A Bengal Army Officer decided to do something about it. Sir William Henry Sleeman was the first District Magistrate to wage a war against this secret nationwide cult. Lack of support and belief from his superiors, a formidable silence of the Indian society and secret support of the Indian royalty to the cult were only a part of his problems. But, with innovative approach to policing and “Thugging the Thug”, helped him curtail this countrywide menace to a great extent. By the end of the nineteenth century India was declared free of the Thugs. Sleeman is still revered in many parts of the country, the village Sleemanabad (named after him) in Madhya Pradesh bores testimony to the fact.
Sparing only women, children, fakirs and god-men, the Thugs had terrorized every traveler who took the highways. Once the season was over they would resume their normal lives, as farmers, carpenters, goldsmiths and noblemen. One could never know if the friend one broke bread with in the morning had spent the previous night murdering men and then burying them in mass graves. Growing up, I had heard several blood chilling tales passed down from the members of the older generation in my family.
So if ever you are time travelling in eighteenth century India, watch out for a sash wearing stranger with friendly smile and be warned not to fall for his charming words.
After several films on dacoits during the seventies and the eighties, Bollywood has once again turned to Indian History for inspiration. Aamir Khan’s next is “Thugs of Hindostan” based on the book “Confessions of a Thug” written by Philip Meadows.
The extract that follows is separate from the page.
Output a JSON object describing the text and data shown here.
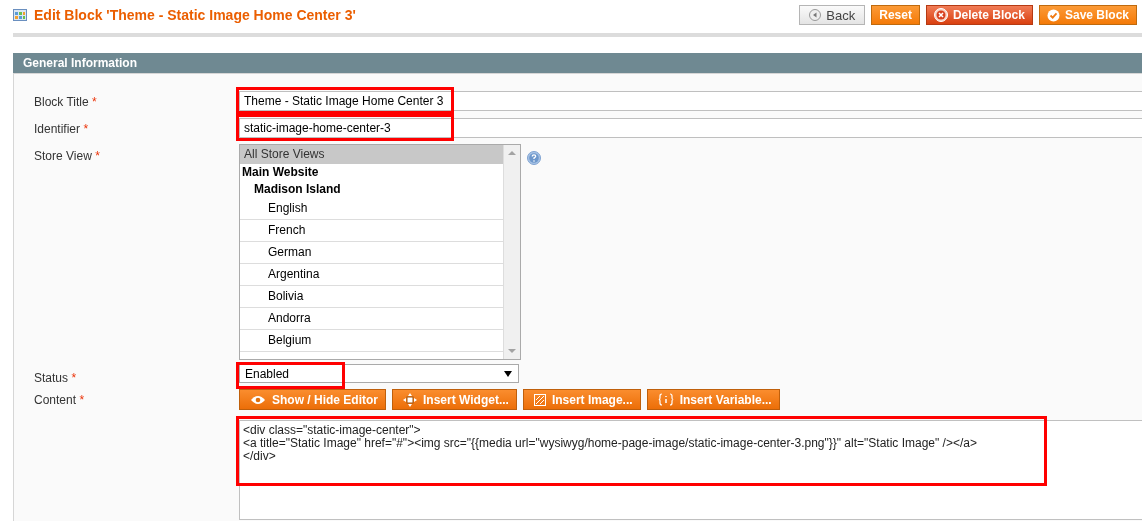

The same book I referred to write my section on a gang of Thugs who killed by strangling their victims using a red handkerchief.
Read more about them in my upcoming book.
If you like History and fiction, my book promises a good mixture of both. Watch out this space for more updates. Watch the movie and read my book!